Her story is one of so many millions who see the lotto jackpot as their way out, the answer to their prayers, the big break they are dreaming of out of a life they feel trapped in.
The lotto’s enormous success is hinged on dreams like those.
What a shock it must have been to find their favorite outlets closed some days ago. About 21,000 lotto outlets across the country shuttered! Where are they to go now?
President Rodrigo Duterte’s order to close all gaming operations by the Philippine Charity Sweepstakes Office (PCSO) came after he revealed the massive corruption that was cheating government of “60 to 70 percent of revenue from the games,” a report says.

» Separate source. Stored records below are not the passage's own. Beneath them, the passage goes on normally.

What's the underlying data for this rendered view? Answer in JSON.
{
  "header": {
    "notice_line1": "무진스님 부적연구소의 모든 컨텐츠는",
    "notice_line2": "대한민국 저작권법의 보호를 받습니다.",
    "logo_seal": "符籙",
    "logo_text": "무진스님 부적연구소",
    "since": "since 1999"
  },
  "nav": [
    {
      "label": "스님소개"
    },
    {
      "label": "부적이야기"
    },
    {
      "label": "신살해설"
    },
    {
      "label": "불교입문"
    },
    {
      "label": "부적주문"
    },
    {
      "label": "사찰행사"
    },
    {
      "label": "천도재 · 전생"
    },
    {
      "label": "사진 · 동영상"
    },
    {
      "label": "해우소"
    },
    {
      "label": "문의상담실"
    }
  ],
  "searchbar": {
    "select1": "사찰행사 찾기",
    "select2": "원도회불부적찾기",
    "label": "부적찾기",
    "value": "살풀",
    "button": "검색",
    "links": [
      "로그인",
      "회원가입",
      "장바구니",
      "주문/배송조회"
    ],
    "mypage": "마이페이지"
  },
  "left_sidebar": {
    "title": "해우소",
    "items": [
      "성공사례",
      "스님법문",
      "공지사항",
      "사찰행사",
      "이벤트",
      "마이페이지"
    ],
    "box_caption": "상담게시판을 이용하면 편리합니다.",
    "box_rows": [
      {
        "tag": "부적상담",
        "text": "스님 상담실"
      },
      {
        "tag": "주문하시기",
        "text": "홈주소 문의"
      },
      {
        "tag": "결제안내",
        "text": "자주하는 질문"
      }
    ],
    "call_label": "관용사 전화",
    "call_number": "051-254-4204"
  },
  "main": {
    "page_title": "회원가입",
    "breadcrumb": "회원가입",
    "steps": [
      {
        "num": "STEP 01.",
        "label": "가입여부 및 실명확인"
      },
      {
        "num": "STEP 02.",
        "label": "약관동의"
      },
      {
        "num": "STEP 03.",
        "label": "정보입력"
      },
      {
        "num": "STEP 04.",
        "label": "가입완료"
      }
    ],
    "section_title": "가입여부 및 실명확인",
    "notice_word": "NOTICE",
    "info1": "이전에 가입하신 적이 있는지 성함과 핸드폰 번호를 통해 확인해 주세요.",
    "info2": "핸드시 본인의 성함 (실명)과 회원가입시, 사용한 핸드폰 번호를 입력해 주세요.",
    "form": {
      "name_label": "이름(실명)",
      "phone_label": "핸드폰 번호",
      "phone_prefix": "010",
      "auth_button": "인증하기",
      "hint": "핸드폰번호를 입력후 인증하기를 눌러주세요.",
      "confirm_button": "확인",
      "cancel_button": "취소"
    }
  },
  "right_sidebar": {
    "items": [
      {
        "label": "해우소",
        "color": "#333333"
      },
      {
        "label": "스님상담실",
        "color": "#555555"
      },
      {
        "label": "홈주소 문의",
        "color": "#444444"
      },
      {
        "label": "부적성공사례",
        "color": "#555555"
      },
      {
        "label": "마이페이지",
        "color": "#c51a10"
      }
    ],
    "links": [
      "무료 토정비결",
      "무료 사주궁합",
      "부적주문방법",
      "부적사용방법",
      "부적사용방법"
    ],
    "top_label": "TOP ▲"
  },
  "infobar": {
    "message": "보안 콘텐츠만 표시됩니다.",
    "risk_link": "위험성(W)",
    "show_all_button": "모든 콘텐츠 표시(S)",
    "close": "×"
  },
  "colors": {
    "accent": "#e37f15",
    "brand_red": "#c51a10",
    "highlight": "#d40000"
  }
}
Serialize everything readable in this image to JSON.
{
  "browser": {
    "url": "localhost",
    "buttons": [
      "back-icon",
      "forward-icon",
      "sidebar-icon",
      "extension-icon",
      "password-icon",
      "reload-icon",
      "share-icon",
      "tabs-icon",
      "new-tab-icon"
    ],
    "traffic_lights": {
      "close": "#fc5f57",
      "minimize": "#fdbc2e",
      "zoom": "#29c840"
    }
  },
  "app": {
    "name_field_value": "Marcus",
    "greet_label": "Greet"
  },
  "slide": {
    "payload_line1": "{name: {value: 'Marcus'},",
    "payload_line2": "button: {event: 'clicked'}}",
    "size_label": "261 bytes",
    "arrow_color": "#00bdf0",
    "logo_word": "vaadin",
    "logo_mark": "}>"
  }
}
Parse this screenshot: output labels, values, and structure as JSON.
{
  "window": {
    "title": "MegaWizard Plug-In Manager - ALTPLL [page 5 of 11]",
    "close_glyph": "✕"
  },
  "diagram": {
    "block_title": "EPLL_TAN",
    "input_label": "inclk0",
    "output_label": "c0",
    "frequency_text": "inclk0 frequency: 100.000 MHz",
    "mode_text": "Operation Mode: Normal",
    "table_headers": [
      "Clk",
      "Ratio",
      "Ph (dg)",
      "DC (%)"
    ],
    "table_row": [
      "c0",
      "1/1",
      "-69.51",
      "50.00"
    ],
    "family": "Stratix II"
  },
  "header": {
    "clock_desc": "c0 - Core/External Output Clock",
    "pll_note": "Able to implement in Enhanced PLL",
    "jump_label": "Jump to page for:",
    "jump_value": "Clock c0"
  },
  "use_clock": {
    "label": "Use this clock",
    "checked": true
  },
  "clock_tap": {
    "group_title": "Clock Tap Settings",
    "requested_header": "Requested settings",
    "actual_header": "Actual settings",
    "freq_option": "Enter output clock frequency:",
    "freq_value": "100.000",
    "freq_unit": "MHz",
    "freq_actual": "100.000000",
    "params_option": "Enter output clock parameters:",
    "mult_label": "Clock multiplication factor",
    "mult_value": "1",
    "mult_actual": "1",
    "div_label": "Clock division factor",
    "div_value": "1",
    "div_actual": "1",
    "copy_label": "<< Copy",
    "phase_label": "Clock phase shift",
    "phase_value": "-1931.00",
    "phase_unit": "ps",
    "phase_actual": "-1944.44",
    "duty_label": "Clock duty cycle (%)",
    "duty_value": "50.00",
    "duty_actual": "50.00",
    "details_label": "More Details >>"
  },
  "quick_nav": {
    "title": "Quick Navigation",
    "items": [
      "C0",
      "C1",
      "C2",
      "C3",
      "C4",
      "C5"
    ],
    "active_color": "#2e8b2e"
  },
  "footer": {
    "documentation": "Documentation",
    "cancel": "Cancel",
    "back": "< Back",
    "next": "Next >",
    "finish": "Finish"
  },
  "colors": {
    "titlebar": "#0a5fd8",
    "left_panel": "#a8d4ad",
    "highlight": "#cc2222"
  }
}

Another report reveals, “Under Republic Act 1169 or the PCSO Charter, the agency’s net receipts would be divided into 55 percent for prize fund for payment of prizes, 55 percent for charity fund for health programs, medical assistance and services and charities of national character and 15 percent operating fund for day-to-day operating, maintenance and capital expenditures.”
The PCSO is a key agency that helps government “raise funds for health programs and charities of national character,” it added.
Here, it appears, is another agency that is allegedly being abused and, in the process, robbing the poor and the sick of access to health and a better quality of life.
Only the greedy and heartless could stomach such a deed. No wonder the President turned almost apoplectic about it.
The money it raises is no chump change either. “In 2018 alone, the PCSO gained P63.56 billion from all its game products, where P18.69 billion or 30 percent was allocated to the charity fund. This total revenue came from lotto, Keno, Small Town Lottery (STL), traditional sweepstakes and instant sweepstakes,” the article said.
The President’ directive, while sweeping, reminds us of what happened with Boracay.
Closure of all lotto outlets may not have official papers yet, according to a company that leases lottery equipment in Visayas and Mindanao, but the order has been implemented.
The same company commented that the closure’s impact has been “inestimable at this point.”
It was probably referring not only to the millions who buy lotto and play the other PCSO games like STL, Peryahan ng Bayan and Keno, but all those who lost their jobs temporarily while this “clean-up” drive is ongoing.
Just what kind of corruption the President found we will know soon enough. Meantime, the absence of these games of chance should help us focus more on other aspects of our lives.